## REQUIRED WORK
Reproduce the data that follows precisely.

*** INPUT MATERIAL Section Begins ***

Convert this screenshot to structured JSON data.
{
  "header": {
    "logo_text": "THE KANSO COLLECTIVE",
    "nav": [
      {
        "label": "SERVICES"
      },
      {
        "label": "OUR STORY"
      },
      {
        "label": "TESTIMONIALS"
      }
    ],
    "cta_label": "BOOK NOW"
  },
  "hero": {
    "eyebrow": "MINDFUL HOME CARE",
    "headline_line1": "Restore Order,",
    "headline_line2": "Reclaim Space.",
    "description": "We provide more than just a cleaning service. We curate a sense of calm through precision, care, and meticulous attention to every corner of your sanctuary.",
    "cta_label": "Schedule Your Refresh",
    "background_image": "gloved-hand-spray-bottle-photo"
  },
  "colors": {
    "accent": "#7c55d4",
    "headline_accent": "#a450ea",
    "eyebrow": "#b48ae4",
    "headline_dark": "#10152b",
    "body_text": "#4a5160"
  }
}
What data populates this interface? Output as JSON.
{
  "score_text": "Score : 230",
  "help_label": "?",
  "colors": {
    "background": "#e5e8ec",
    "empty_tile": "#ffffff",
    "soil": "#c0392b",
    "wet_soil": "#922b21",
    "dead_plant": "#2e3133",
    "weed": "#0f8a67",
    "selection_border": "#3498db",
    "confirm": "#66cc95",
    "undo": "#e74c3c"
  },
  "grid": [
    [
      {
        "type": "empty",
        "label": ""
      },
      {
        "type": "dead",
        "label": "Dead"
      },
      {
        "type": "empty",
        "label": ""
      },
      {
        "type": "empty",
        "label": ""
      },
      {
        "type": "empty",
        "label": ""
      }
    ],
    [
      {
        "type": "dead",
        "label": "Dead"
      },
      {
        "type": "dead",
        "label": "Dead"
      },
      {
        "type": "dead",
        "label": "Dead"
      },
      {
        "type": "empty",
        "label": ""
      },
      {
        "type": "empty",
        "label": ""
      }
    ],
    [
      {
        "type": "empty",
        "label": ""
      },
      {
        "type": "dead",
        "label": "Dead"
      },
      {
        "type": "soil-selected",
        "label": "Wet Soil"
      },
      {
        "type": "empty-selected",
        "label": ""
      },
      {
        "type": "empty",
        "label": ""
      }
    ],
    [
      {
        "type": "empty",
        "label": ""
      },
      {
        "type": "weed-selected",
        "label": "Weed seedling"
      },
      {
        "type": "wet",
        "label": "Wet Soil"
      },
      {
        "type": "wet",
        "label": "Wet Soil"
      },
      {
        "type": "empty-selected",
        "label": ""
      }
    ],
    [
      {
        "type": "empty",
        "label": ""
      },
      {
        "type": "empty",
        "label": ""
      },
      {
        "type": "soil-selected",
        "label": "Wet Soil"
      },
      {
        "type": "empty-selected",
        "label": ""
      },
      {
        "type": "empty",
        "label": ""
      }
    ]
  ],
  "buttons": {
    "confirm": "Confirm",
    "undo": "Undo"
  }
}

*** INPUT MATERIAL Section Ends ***

## TASK RESULT
Convert this screenshot to structured JSON data.
{
  "header": {
    "logo_text": "THE KANSO COLLECTIVE",
    "nav": [
      {
        "label": "SERVICES"
      },
      {
        "label": "OUR STORY"
      },
      {
        "label": "TESTIMONIALS"
      }
    ],
    "cta_label": "BOOK NOW"
  },
  "hero": {
    "eyebrow": "MINDFUL HOME CARE",
    "headline_line1": "Restore Order,",
    "headline_line2": "Reclaim Space.",
    "description": "We provide more than just a cleaning service. We curate a sense of calm through precision, care, and meticulous attention to every corner of your sanctuary.",
    "cta_label": "Schedule Your Refresh",
    "background_image": "gloved-hand-spray-bottle-photo"
  },
  "colors": {
    "accent": "#7c55d4",
    "headline_accent": "#a450ea",
    "eyebrow": "#b48ae4",
    "headline_dark": "#10152b",
    "body_text": "#4a5160"
  }
}
What data populates this interface? Output as JSON.
{
  "score_text": "Score : 230",
  "help_label": "?",
  "colors": {
    "background": "#e5e8ec",
    "empty_tile": "#ffffff",
    "soil": "#c0392b",
    "wet_soil": "#922b21",
    "dead_plant": "#2e3133",
    "weed": "#0f8a67",
    "selection_border": "#3498db",
    "confirm": "#66cc95",
    "undo": "#e74c3c"
  },
  "grid": [
    [
      {
        "type": "empty",
        "label": ""
      },
      {
        "type": "dead",
        "label": "Dead"
      },
      {
        "type": "empty",
        "label": ""
      },
      {
        "type": "empty",
        "label": ""
      },
      {
        "type": "empty",
        "label": ""
      }
    ],
    [
      {
        "type": "dead",
        "label": "Dead"
      },
      {
        "type": "dead",
        "label": "Dead"
      },
      {
        "type": "dead",
        "label": "Dead"
      },
      {
        "type": "empty",
        "label": ""
      },
      {
        "type": "empty",
        "label": ""
      }
    ],
    [
      {
        "type": "empty",
        "label": ""
      },
      {
        "type": "dead",
        "label": "Dead"
      },
      {
        "type": "soil-selected",
        "label": "Wet Soil"
      },
      {
        "type": "empty-selected",
        "label": ""
      },
      {
        "type": "empty",
        "label": ""
      }
    ],
    [
      {
        "type": "empty",
        "label": ""
      },
      {
        "type": "weed-selected",
        "label": "Weed seedling"
      },
      {
        "type": "wet",
        "label": "Wet Soil"
      },
      {
        "type": "wet",
        "label": "Wet Soil"
      },
      {
        "type": "empty-selected",
        "label": ""
      }
    ],
    [
      {
        "type": "empty",
        "label": ""
      },
      {
        "type": "empty",
        "label": ""
      },
      {
        "type": "soil-selected",
        "label": "Wet Soil"
      },
      {
        "type": "empty-selected",
        "label": ""
      },
      {
        "type": "empty",
        "label": ""
      }
    ]
  ],
  "buttons": {
    "confirm": "Confirm",
    "undo": "Undo"
  }
}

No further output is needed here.